A Conference on Christianity and Culture
More could and should be said on this topic. That’s kind of my point. More will be said on this topic at the Midland Reformed Theological Conference coming up on February 20-21, 2014 to be held at our church. Our speaker, Dr. David VanDrunen, will be speaking on “In the World but Not of the World: A Reformed Two Kingdoms Perspective on Christianity and Culture.” [Some of you who have become callused and cynical by the salesmanship and propaganda of the media of popular culture are now thinking, “Wait! I’ve been reading an advertisement this whole time!” Honestly, my point has been to stimulate your thinking about some of the terms that we use and the assumptions that we make with respect to how Christians ought to think about culture. But, yes, if it also stimulates your interest in the conference – so be it!]
Let me close with a little bit more food for thought by giving Dr. VanDrunen the last word. Here is how he defines culture and a bit of an introduction to what to expect at the upcoming conference (from Living in God’s Two Kingdoms: A Biblical Vision for Christianity and Culture, p 32):

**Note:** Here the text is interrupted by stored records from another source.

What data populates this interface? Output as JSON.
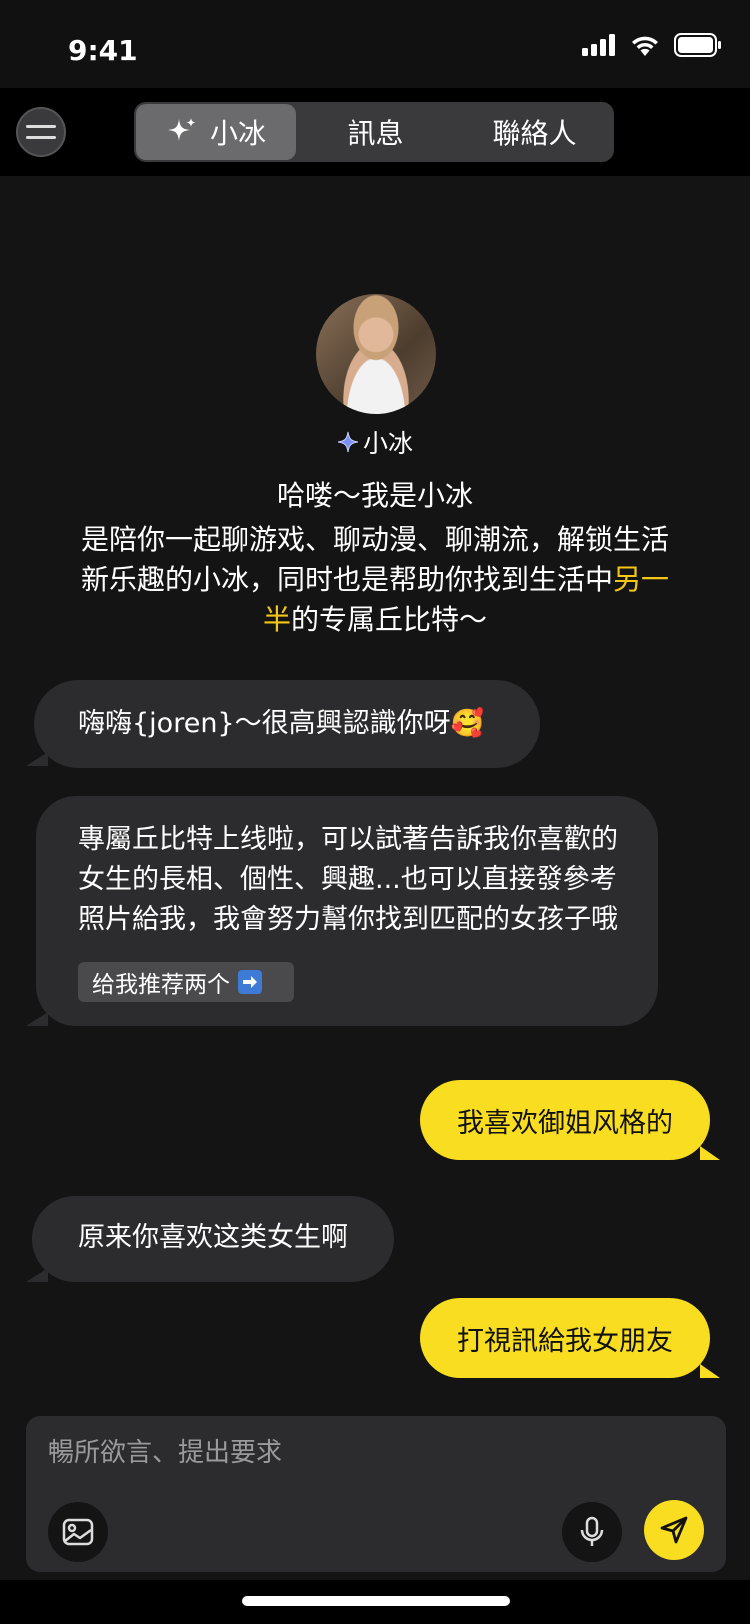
{
  "status_bar": {
    "time": "9:41"
  },
  "header": {
    "menu_icon": "hamburger-menu-icon",
    "tabs": [
      {
        "label": "小冰",
        "icon": "sparkle-icon",
        "active": true
      },
      {
        "label": "訊息",
        "active": false
      },
      {
        "label": "聯絡人",
        "active": false
      }
    ]
  },
  "intro": {
    "avatar": "avatar-photo",
    "name": "小冰",
    "greeting": "哈喽～我是小冰",
    "description_part1": "是陪你一起聊游戏、聊动漫、聊潮流，解锁生活新乐趣的小冰，同时也是帮助你找到生活中",
    "description_highlight": "另一半",
    "description_part2": "的专属丘比特～",
    "highlight_color": "#f5c518"
  },
  "messages": [
    {
      "from": "bot",
      "text": "嗨嗨{joren}～很高興認識你呀🥰"
    },
    {
      "from": "bot",
      "text": "專屬丘比特上线啦，可以試著告訴我你喜歡的女生的長相、個性、興趣...也可以直接發參考照片給我，我會努力幫你找到匹配的女孩子哦",
      "quick_reply": "给我推荐两个"
    },
    {
      "from": "user",
      "text": "我喜欢御姐风格的"
    },
    {
      "from": "bot",
      "text": "原来你喜欢这类女生啊"
    },
    {
      "from": "user",
      "text": "打視訊給我女朋友"
    }
  ],
  "composer": {
    "placeholder": "暢所欲言、提出要求",
    "image_icon": "image-icon",
    "mic_icon": "microphone-icon",
    "send_icon": "send-icon"
  },
  "colors": {
    "background": "#141414",
    "bubble_bot": "#2c2c2e",
    "bubble_user": "#f9dd21"
  }
}
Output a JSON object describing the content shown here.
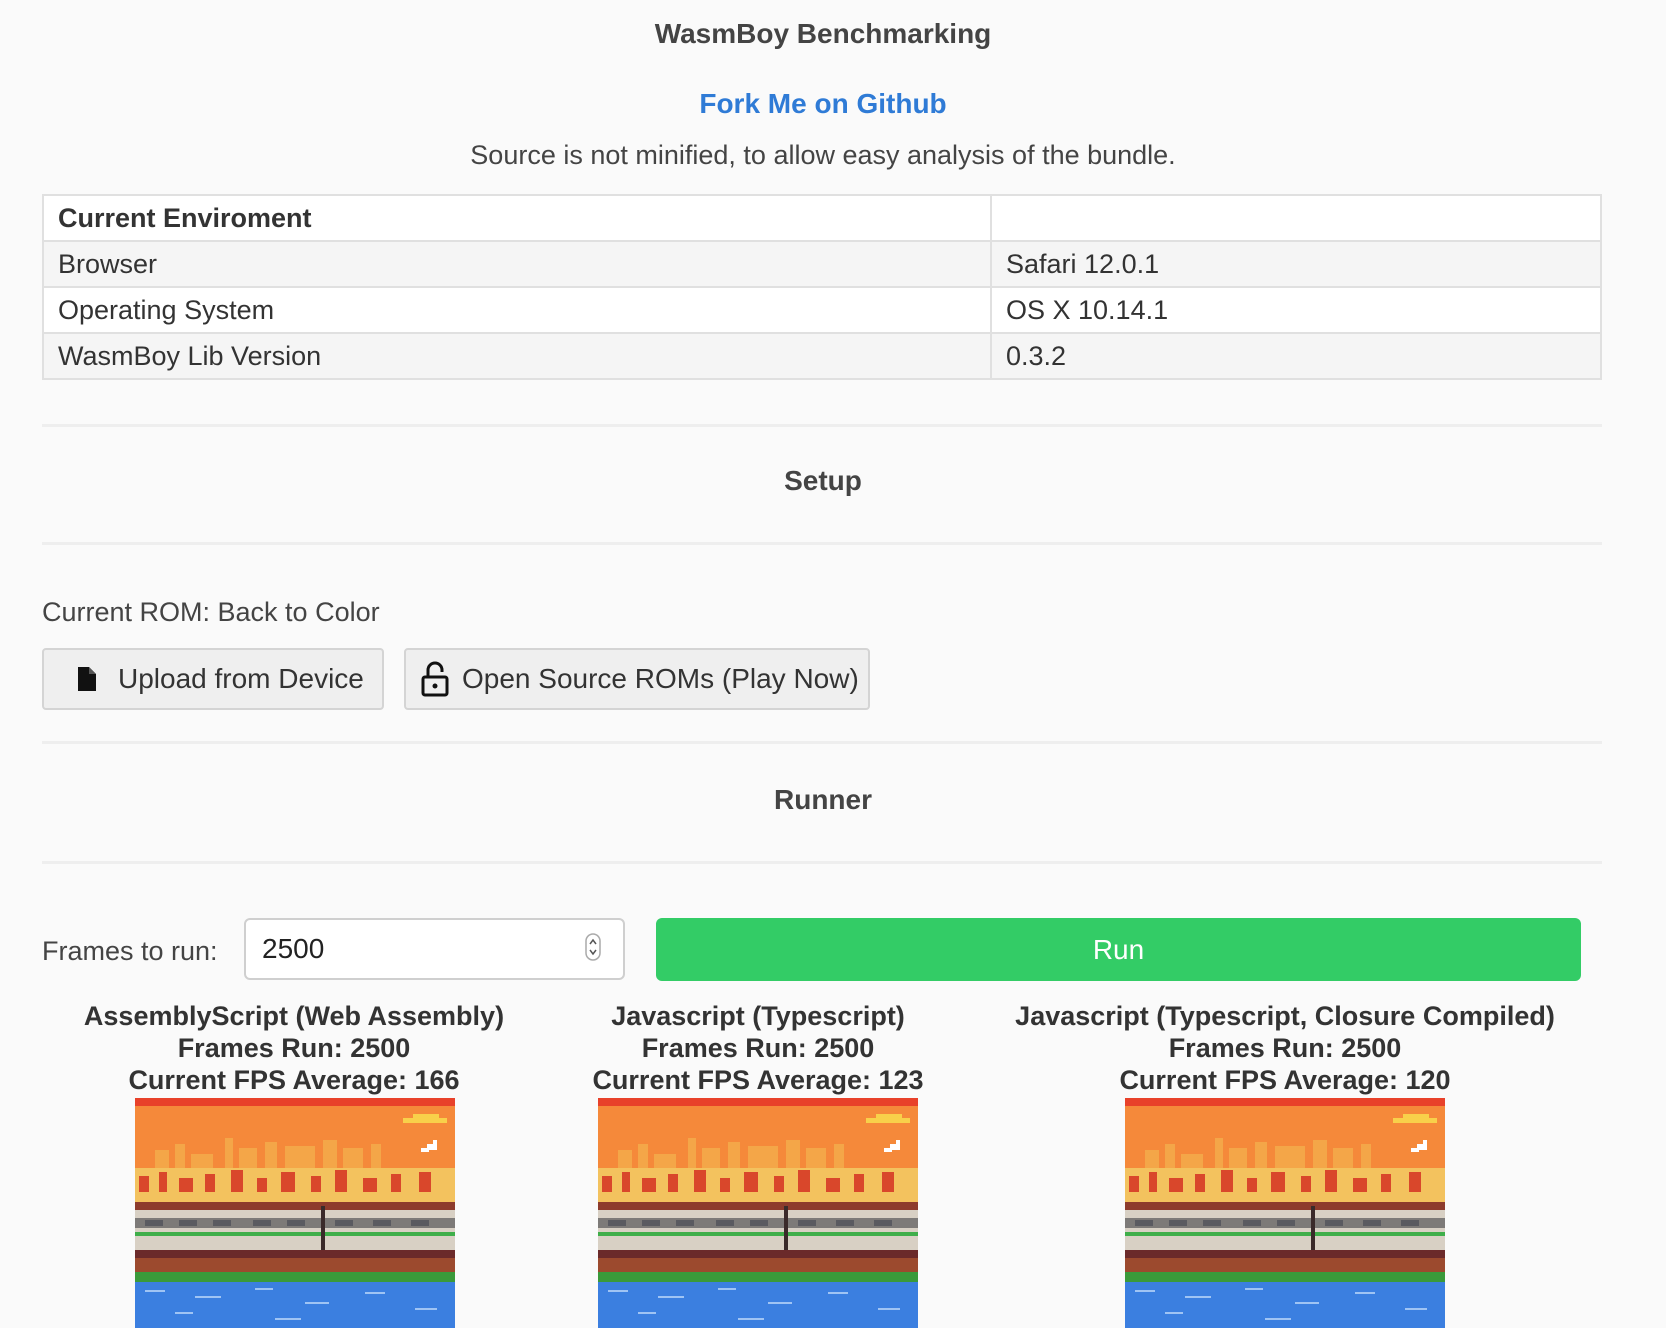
{
  "header": {
    "title": "WasmBoy Benchmarking",
    "fork_link": "Fork Me on Github",
    "source_note": "Source is not minified, to allow easy analysis of the bundle."
  },
  "environment": {
    "heading": "Current Enviroment",
    "rows": [
      {
        "label": "Browser",
        "value": "Safari 12.0.1"
      },
      {
        "label": "Operating System",
        "value": "OS X 10.14.1"
      },
      {
        "label": "WasmBoy Lib Version",
        "value": "0.3.2"
      }
    ]
  },
  "setup": {
    "title": "Setup",
    "current_rom": "Current ROM: Back to Color",
    "upload_button": "Upload from Device",
    "open_source_button": "Open Source ROMs (Play Now)",
    "upload_icon": "file-icon",
    "open_source_icon": "unlock-icon"
  },
  "runner": {
    "title": "Runner",
    "frames_label": "Frames to run:",
    "frames_value": "2500",
    "run_button": "Run",
    "run_color": "#33cc66"
  },
  "results": [
    {
      "name": "AssemblyScript (Web Assembly)",
      "frames": "Frames Run: 2500",
      "fps": "Current FPS Average: 166"
    },
    {
      "name": "Javascript (Typescript)",
      "frames": "Frames Run: 2500",
      "fps": "Current FPS Average: 123"
    },
    {
      "name": "Javascript (Typescript, Closure Compiled)",
      "frames": "Frames Run: 2500",
      "fps": "Current FPS Average: 120"
    }
  ]
}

In a broad sense, culture refers to all of the various human activities and their products, as well as the way in which we interpret them and the language we use to describe them. Interpretation and language, as well as the products themselves, are crucial parts of culture because the same product can serve very different functions in different contexts. In this broad sense of culture, practically everything we do is ‘cultural,’ whether activities of high culture or popular culture, or mundane tasks like brushing our teeth. Not only nation-states but also neighborhoods, universities, athletic leagues, families, churches, and all sorts of other things have their own cultures, which are often overlapping. In a book such as this, I do not use the term ‘culture’ in an overly precise or technical way. I use it primarily to refer to the broad range of activities – scientific, artistic, economic, etc. – in which human beings engage. The popular expression, ‘Christianity and culture,’ which appears in the subtitle of this book, simply refers to the variety of questions that emerge how Christians and the church are to relate to these broad activities of human culture and how Christian faith affects our interpretation of them.
The Lord be with you!
- Pastor Peter M. Dietsch